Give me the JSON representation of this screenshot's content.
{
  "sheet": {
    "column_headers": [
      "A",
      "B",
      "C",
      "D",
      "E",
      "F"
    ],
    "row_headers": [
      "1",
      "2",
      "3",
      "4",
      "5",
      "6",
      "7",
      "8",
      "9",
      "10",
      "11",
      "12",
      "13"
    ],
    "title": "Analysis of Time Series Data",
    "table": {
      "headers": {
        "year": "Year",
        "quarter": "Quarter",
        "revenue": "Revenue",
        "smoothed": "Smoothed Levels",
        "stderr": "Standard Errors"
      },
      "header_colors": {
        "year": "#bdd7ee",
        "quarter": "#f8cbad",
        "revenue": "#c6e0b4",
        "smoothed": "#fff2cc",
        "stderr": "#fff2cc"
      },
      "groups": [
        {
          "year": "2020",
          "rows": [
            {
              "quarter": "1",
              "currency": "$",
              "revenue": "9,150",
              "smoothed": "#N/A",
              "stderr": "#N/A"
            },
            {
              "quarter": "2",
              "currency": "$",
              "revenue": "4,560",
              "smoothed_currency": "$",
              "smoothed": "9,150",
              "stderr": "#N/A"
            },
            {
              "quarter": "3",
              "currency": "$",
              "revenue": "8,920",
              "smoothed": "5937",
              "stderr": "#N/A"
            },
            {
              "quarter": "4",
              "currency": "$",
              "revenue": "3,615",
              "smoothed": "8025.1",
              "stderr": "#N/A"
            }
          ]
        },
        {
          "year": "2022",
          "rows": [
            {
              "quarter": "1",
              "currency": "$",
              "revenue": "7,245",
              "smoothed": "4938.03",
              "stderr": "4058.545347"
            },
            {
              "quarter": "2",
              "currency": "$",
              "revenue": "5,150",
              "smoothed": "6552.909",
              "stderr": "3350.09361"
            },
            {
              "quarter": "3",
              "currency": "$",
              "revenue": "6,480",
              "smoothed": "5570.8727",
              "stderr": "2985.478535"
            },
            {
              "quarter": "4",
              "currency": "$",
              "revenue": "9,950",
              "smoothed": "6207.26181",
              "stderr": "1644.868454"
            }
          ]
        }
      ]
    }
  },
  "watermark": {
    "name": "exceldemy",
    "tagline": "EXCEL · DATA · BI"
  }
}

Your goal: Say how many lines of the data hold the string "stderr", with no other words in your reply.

Solution for this exercise: 10